"The light that is within thee."
The scientific world is just beginning to conjecture that light is an interior condition. The cat sees in an atmosphere that to the human eye is darkness. Among men there is an infinite variety of vision. An environment may be opaque to one and transparent to another.
The discovery of the X-rays has demonstrated the existence of a radiant energy that enfolds us, a light within the light, and of a vibration so rapid that it is invisible until we have provided special conditions for its manifestation. Spectrum analysis has revealed more of the nature of light and color than we had ever dreamed possible to discover. The man with the seeing eye lives in a different world from that of the blind man. Let us study the correspondence of this truth in philosophy.

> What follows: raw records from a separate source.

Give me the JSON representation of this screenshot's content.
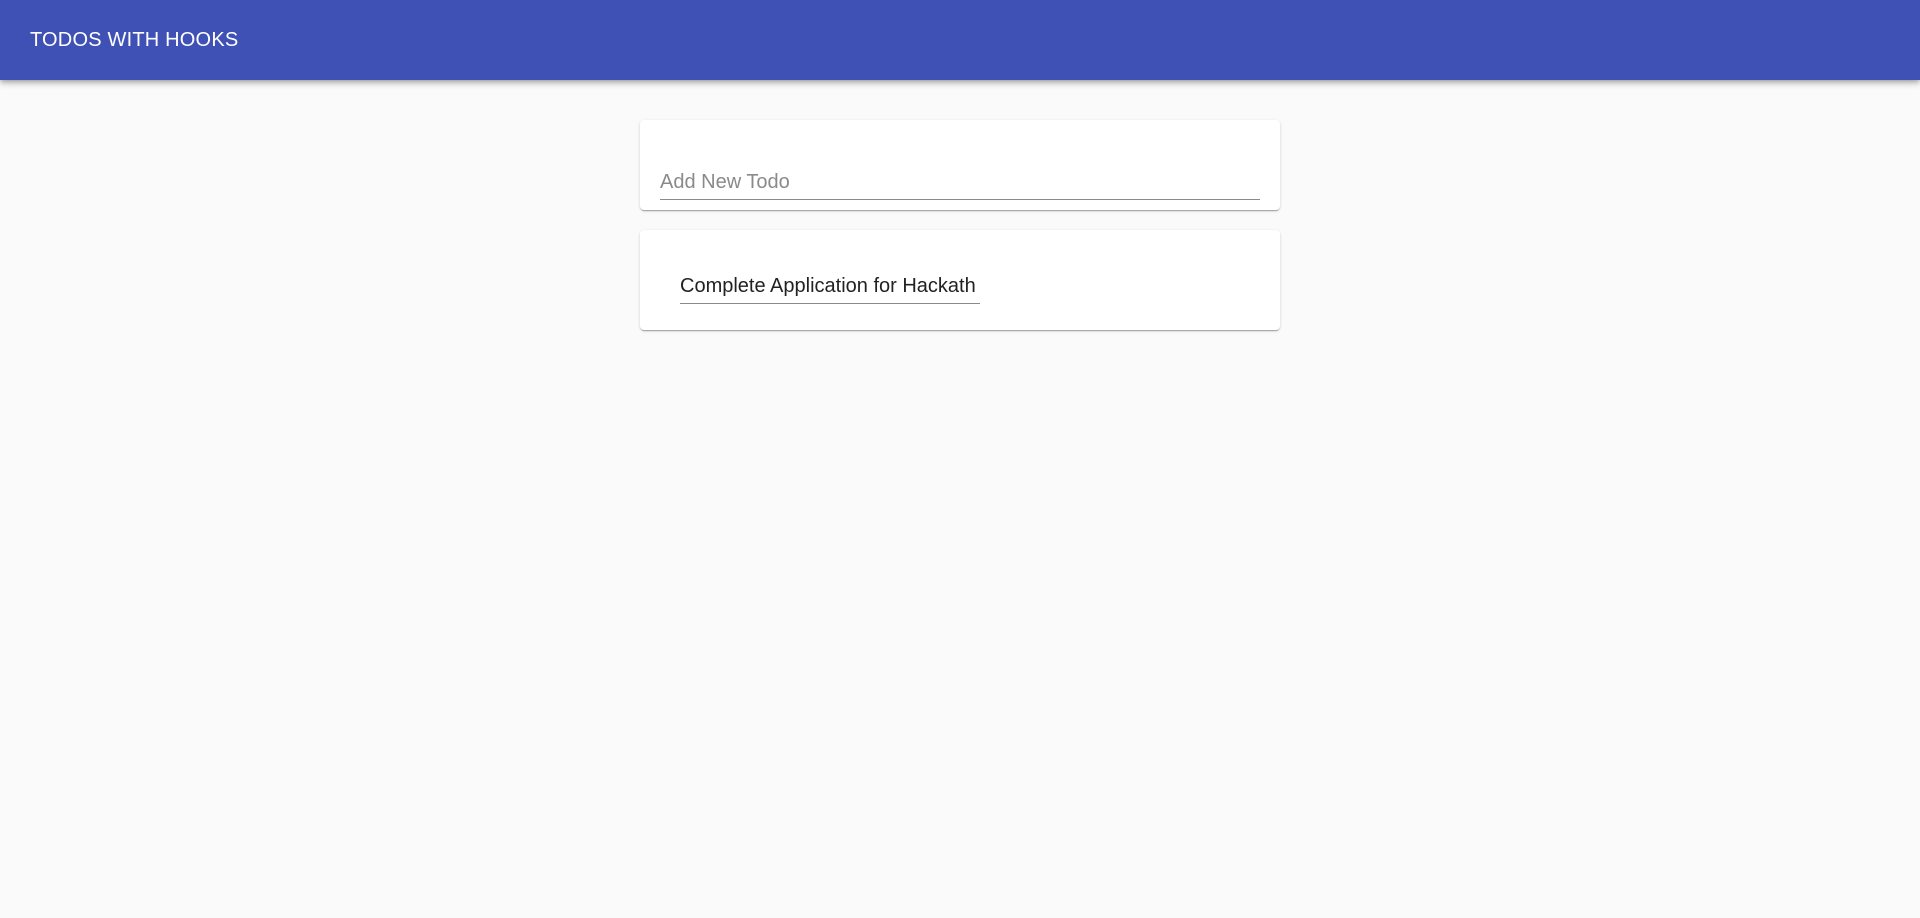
{
  "app_bar": {
    "title": "TODOS WITH HOOKS",
    "background_color": "#3f51b5"
  },
  "new_todo": {
    "placeholder": "Add New Todo",
    "value": ""
  },
  "todos": [
    {
      "text": "Complete Application for Hackath"
    }
  ]
}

We hear much of the New Thought. What is "new" as distinguished from the "old"? In the old thought we sought cause and consequence outside ourselves. We had an absent God in a far-off heaven. We had a Devil, who "went about as a roaring lion." We had a Mediator, who "came down" from heaven as a sacrifice for sin and returned to make intercession for us. We had a Holy Spirit that must be implored to "descend" upon us. We dwelt upon Providence, fate and destiny as governing powers. Heredity and environment were influences which relieved us to a large degree of personal responsibility. Disease, poverty, and sin were from without, and were contagious, infectious, and epidemic. Our motives were almost wholly in the external. "What will people think?" was constantly in our minds—implanted in the nursery and developed in society. "Henceforth remember that the eyes of the world are upon you" was solemnly enjoined upon the convert at the altar rail. We lived in fear of God, of the Devil, and of one another; as the old hymn so aptly expressed it, "Fightings without and fears within." This was considered the divinely appointed order of things, and we were taught that our salvation must be worked out "with fear and trembling." Man's hope of salvation was mostly from without, and his only dream of a real happiness lay in the misty realms of a remote paradise. So much for the old thought.
The new thought may be truly called a pivotal philosophy. It changes all the old bearings of life and brings everything to a center within the individual himself. It teaches him to think. It brings him to a poise—a pivot in himself. It withdraws his scattered thought-forces from the externals of life and shows him limitless results to be accomplished through concentration. It teaches absolute freedom, with absolute responsibility for all the past, present, and future.
God exists within; and, as a fountain cannot rise higher than its source, the only conception of God possible to each life is limited by its own experience of divine impulses. Every human life is a magnet which, through the law of vibratory affinity, must draw to each precisely what he elects—no more and no less. We owe neither our good fortune nor our so-called misfortune to one another. The supreme motive of life is the realization of being.
The New Thought teaches that all heredity, environment, and interior conditions are controlled by the soul, and that man's life is not governed to the least degree by any outside circumstances. He simply responds to these as they touch the chords of sympathetic vibration within himself. The New Thought reveals to him the absolute equities of existence. It shows the objective life as plastic clay molded at will through the intelligent use of subjective consciousness. It increases activities by revealing powers and showing man how to keep his hand upon the lever. It places under control the marvelous forces of a universal energy. It radically alters all man's relations to God, to himself, and to his fellows. It teaches him to live at the center rather than the circumference of life; to live in the now rather than in the past or the hereafter. It reveals man as the true son of God, and as such having absolute control over destiny.
It finds in the story of the Christ a revelation of one's own subjective experience upon the higher spiritual plane.
Finally, the new philosophy proclaims that the great solvent of all truth, the center of all power, the source and ultimate of all being, are found in the harmonies of love. Only through love can man enter the realms of perfect peace. Fear is the only cause of illusion. What, then, can death add? Man has already found heaven by simply opening his eyes to the light within. His spiritual faculties have been sensitized and developed to a point of power heretofore ascribed to the supernatural, and considered quite beyond the possibilities of human life. He need not postpone to the revelations of the future the things he desires to know today. He has sought, and he has found. He has knocked, and it has been opened unto him.
If we only realized how petty are our customary drafts upon our spiritual, mental, and physical forces, as compared with the illimitable reservoir of strength and life upon which we may draw at will, we would perceive that our chief necessity is in learning to recognize the true nature of that which we call "life."
Our friends are always very ready to remind us that we are "human," instead of suggesting the higher fact that we are "divine."
When a man becomes sufficiently deranged to forget the usual limitations he puts upon himself, his strength and endurance become incalculable, as is frequently shown with maniacs.